We are comfort-seeking creatures, which leads to some self-destructive behaviour. Despite this, we may modify our habits with some planning, effort, and attention. Let us discuss some tips:-
Rather than pushing yourself more, try something new.
Why, despite your best efforts, is it so tough to quit smoking, shopping, or gnawing your nails? Part of the difficulty is people’s dependence on their motivation and willpower, which frequently fails. Instead, attempt more targeted habits-breaking tactics.
Shift the Perspective
Can’t seem to break a bad habit? The goal is to make a change in the outside world, which you can control, rather than in your thoughts, which requires more work. Instead of forcing yourself to forego dessert, remove all sweets from the house, and instead of simply wishing to get off the sofa and exercise, get a big dog that makes it mandatory.
Take Off Your Shades
Blind optimism can leave you unprepared for unavoidable setbacks. Instead, determine the most significant impediment to quitting your habit so that you may plan ahead of time to overcome it. People who did this exercised twice as much as those who just set a goal, according to one study.
Attack the Point of Weakness
When attempting to break a habit, we frequently try to change the routine while neglecting the cue that initiates it and the benefit we derive from it. However, because the routine is frequently the most strongly entrenched part of a habit, we should focus on the weakest link: Avoid the cue and look for a new source of the reward you’re looking for.
Be prepared to be uncomfortable.
Whether your objective is weight loss, better nutrition, increased physical fitness, or another lifestyle change, preparing yourself to feel uncomfortable is one of the most effective strategies to break undesirable habits.
“As humans, we fight discomfort,” “We wait for a surge of willpower or a sensation to wash over us. In actuality, it is our refusal to accept that something will be unpleasant that hinders us from going where we need to go.”

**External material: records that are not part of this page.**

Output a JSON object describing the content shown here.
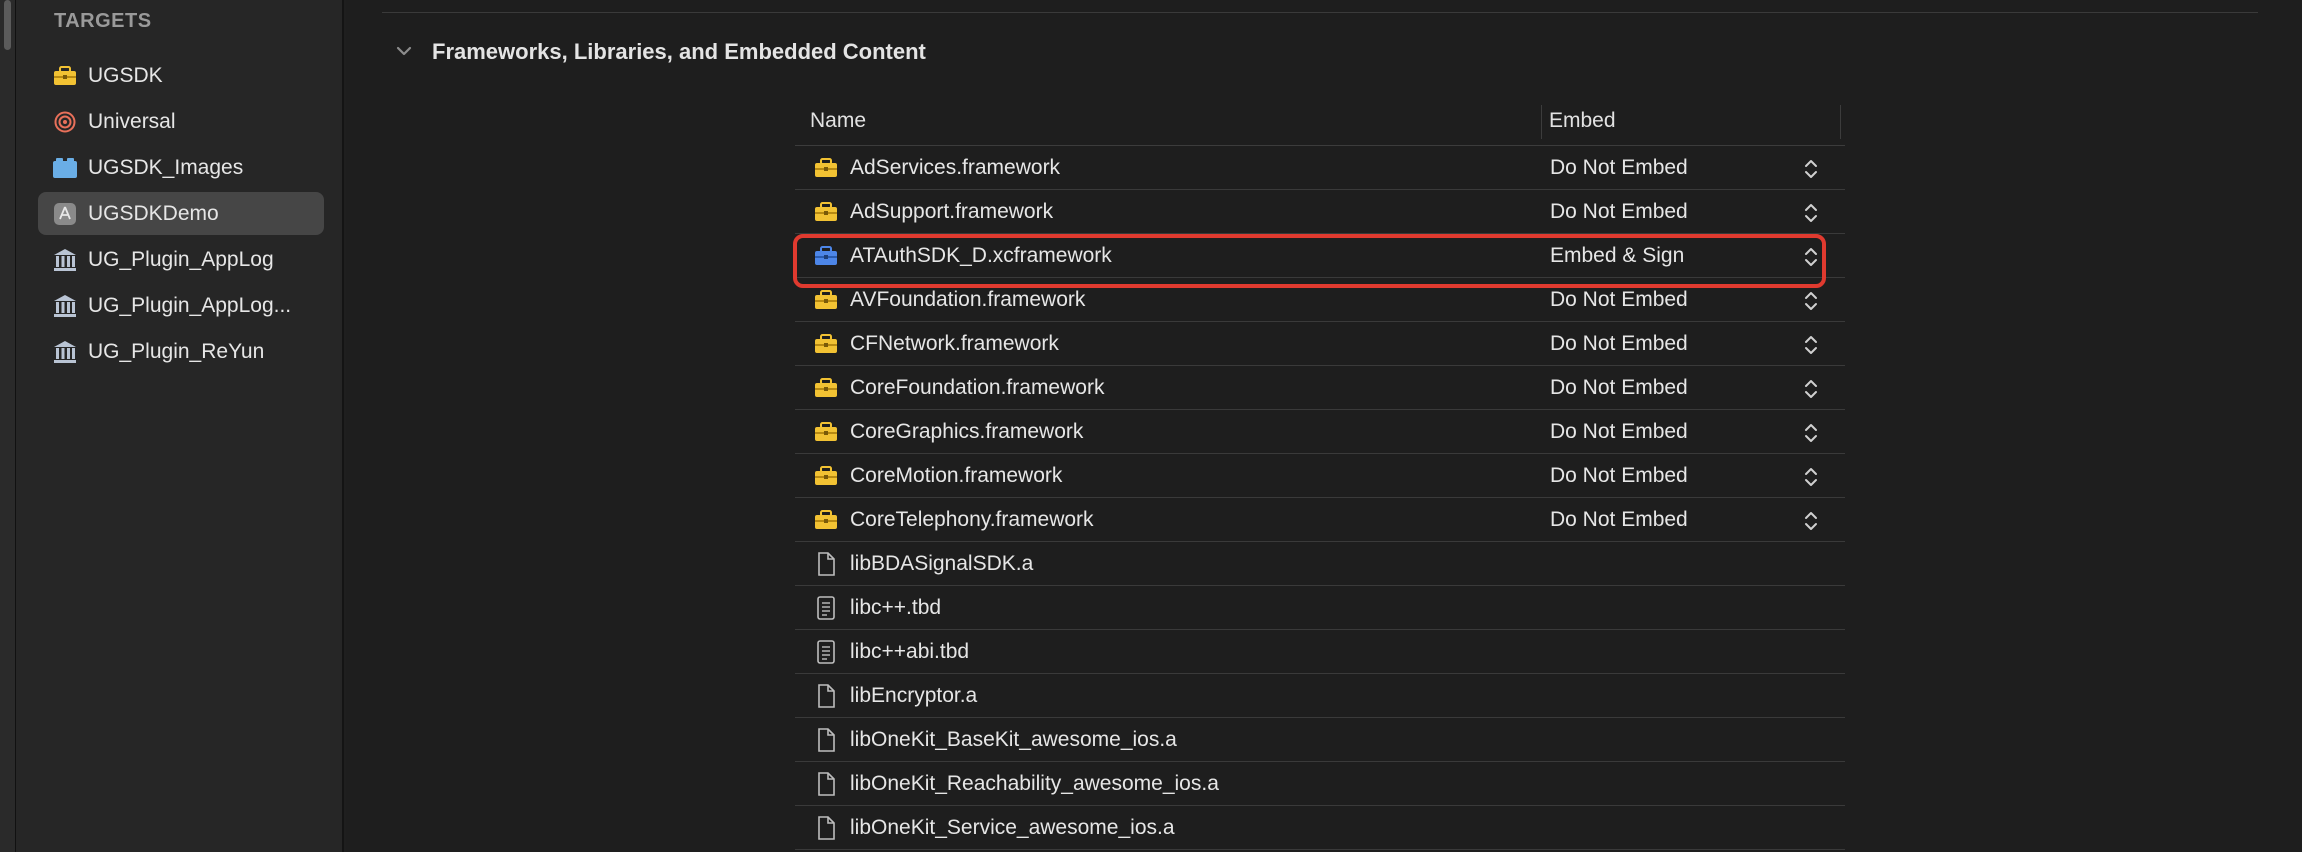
{
  "sidebar": {
    "heading": "TARGETS",
    "items": [
      {
        "label": "UGSDK",
        "icon": "toolbox-icon",
        "selected": false
      },
      {
        "label": "Universal",
        "icon": "target-icon",
        "selected": false
      },
      {
        "label": "UGSDK_Images",
        "icon": "bundle-icon",
        "selected": false
      },
      {
        "label": "UGSDKDemo",
        "icon": "app-icon",
        "selected": true
      },
      {
        "label": "UG_Plugin_AppLog",
        "icon": "library-icon",
        "selected": false
      },
      {
        "label": "UG_Plugin_AppLog...",
        "icon": "library-icon",
        "selected": false
      },
      {
        "label": "UG_Plugin_ReYun",
        "icon": "library-icon",
        "selected": false
      }
    ]
  },
  "section": {
    "title": "Frameworks, Libraries, and Embedded Content"
  },
  "table": {
    "columns": {
      "name": "Name",
      "embed": "Embed"
    },
    "rows": [
      {
        "name": "AdServices.framework",
        "embed": "Do Not Embed",
        "icon": "framework-icon"
      },
      {
        "name": "AdSupport.framework",
        "embed": "Do Not Embed",
        "icon": "framework-icon"
      },
      {
        "name": "ATAuthSDK_D.xcframework",
        "embed": "Embed & Sign",
        "icon": "xcframework-icon",
        "highlighted": true
      },
      {
        "name": "AVFoundation.framework",
        "embed": "Do Not Embed",
        "icon": "framework-icon"
      },
      {
        "name": "CFNetwork.framework",
        "embed": "Do Not Embed",
        "icon": "framework-icon"
      },
      {
        "name": "CoreFoundation.framework",
        "embed": "Do Not Embed",
        "icon": "framework-icon"
      },
      {
        "name": "CoreGraphics.framework",
        "embed": "Do Not Embed",
        "icon": "framework-icon"
      },
      {
        "name": "CoreMotion.framework",
        "embed": "Do Not Embed",
        "icon": "framework-icon"
      },
      {
        "name": "CoreTelephony.framework",
        "embed": "Do Not Embed",
        "icon": "framework-icon"
      },
      {
        "name": "libBDASignalSDK.a",
        "embed": "",
        "icon": "file-icon"
      },
      {
        "name": "libc++.tbd",
        "embed": "",
        "icon": "text-file-icon"
      },
      {
        "name": "libc++abi.tbd",
        "embed": "",
        "icon": "text-file-icon"
      },
      {
        "name": "libEncryptor.a",
        "embed": "",
        "icon": "file-icon"
      },
      {
        "name": "libOneKit_BaseKit_awesome_ios.a",
        "embed": "",
        "icon": "file-icon"
      },
      {
        "name": "libOneKit_Reachability_awesome_ios.a",
        "embed": "",
        "icon": "file-icon"
      },
      {
        "name": "libOneKit_Service_awesome_ios.a",
        "embed": "",
        "icon": "file-icon"
      }
    ]
  },
  "colors": {
    "framework_icon": "#f2c233",
    "xcframework_icon": "#4d86e8",
    "highlight": "#e03a2f",
    "selection": "#464646"
  }
}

Make a strategy.
To begin a new habit (or to break an old one): Include a start date and the methods you’ll use to improve your behaviour, as well as how you’ll track your progress and overcome obstacles. You should also be aware of your self-talk.
Always affirm and repeat to ourselves with deep intent, Life is hard right now; I’ll start later. You have to be careful not to be seduced away from change.

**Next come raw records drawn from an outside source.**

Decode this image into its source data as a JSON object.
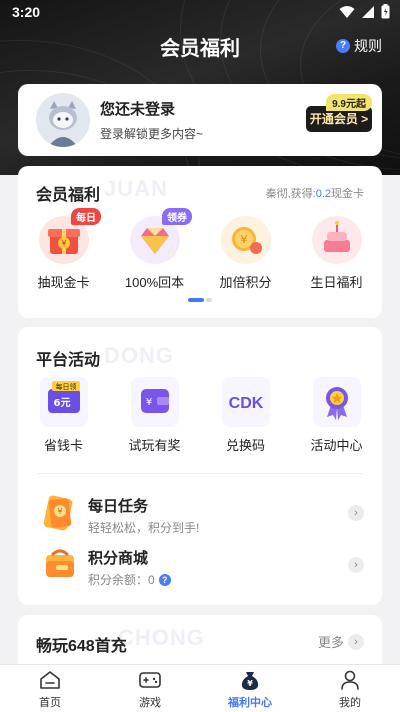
{
  "status": {
    "time": "3:20"
  },
  "header": {
    "title": "会员福利",
    "rules_label": "规则",
    "rules_icon": "question-icon"
  },
  "login": {
    "title": "您还未登录",
    "subtitle": "登录解锁更多内容~",
    "vip_button": "开通会员 >",
    "vip_price_tag": "9.9元起"
  },
  "member": {
    "title": "会员福利",
    "watermark": "JUAN",
    "earned_prefix": "秦彻,获得:",
    "earned_value": "0.2",
    "earned_suffix": "现金卡",
    "items": [
      {
        "label": "抽现金卡",
        "badge": "每日",
        "badge_color": "#f04545",
        "icon": "gift-box-icon"
      },
      {
        "label": "100%回本",
        "badge": "领券",
        "badge_color": "#8b6cf6",
        "icon": "diamond-icon"
      },
      {
        "label": "加倍积分",
        "badge": "",
        "icon": "coins-icon"
      },
      {
        "label": "生日福利",
        "badge": "",
        "icon": "birthday-cake-icon"
      }
    ]
  },
  "activities": {
    "title": "平台活动",
    "watermark": "DONG",
    "items": [
      {
        "label": "省钱卡",
        "icon": "saving-card-icon",
        "card_tag": "每日领",
        "card_value": "6元"
      },
      {
        "label": "试玩有奖",
        "icon": "wallet-icon"
      },
      {
        "label": "兑换码",
        "icon": "cdk-icon",
        "icon_text": "CDK"
      },
      {
        "label": "活动中心",
        "icon": "medal-icon"
      }
    ],
    "rows": [
      {
        "title": "每日任务",
        "subtitle": "轻轻松松，积分到手!",
        "icon": "coupon-icon"
      },
      {
        "title": "积分商城",
        "subtitle": "积分余额：0",
        "icon": "shopping-bag-icon"
      }
    ]
  },
  "games648": {
    "title": "畅玩648首充",
    "watermark": "CHONG",
    "more_label": "更多"
  },
  "tabs": [
    {
      "label": "首页",
      "icon": "home-icon",
      "active": false
    },
    {
      "label": "游戏",
      "icon": "gamepad-icon",
      "active": false
    },
    {
      "label": "福利中心",
      "icon": "money-bag-icon",
      "active": true
    },
    {
      "label": "我的",
      "icon": "user-icon",
      "active": false
    }
  ],
  "colors": {
    "accent": "#4877f5",
    "dark_header": "#161616",
    "earned_value": "#4a7cf5",
    "badge_red": "#f04545",
    "badge_purple": "#8b6cf6"
  }
}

Set attainable objectives.
People frequently take on more than they are capable of. They say they’ll use the treadmill every day, but instead of starting slowly, they run for 30 minutes the first time. Not only might this cause physical harm, but it could also cause them to stop using the treadmill right away. Rather than making a massive effort, it’s critical to set small targets.
Create an incentive system.
Incentives can persuade you to do things you don’t want to do. For every day you engage in positive behaviour, you can construct symbolic rewards, such as putting money in a cookie jar.
Keep your objectives in mind.
Carry an index card with you that list the advantages of changing your behaviour for those moments when your emotions get the best of you. The benefits of a change should be immediate, such as decreased blood pressure, rather than long-term, such as a desire to spend more time with your grandchildren. When you’re in pain right now, you need a plan to cope with it as soon as possible.
Defend yourself against temptation.
Keep unhealthy items out of your cupboard and refrigerator if you want to eat healthily. If you want to quit smoking, get rid of all of your cigarettes. This not only avoids temptation but also serves as a deterrent by preventing the purchase of these things. You may save the money you would have spent on these items and use it later to purchase something you desire.
Recognize that you are on your way somewhere.
What occurs once you recognise a behavioural shift? It’s time to establish a maintenance routine and enter the relapse prevention model.
“Our humanity has the power to drag us back,” We’re creatures of habit, yet we still have some control over our negative behaviours. If you find yourself falling back into poor patterns, remember that getting where you want to go can take a long time.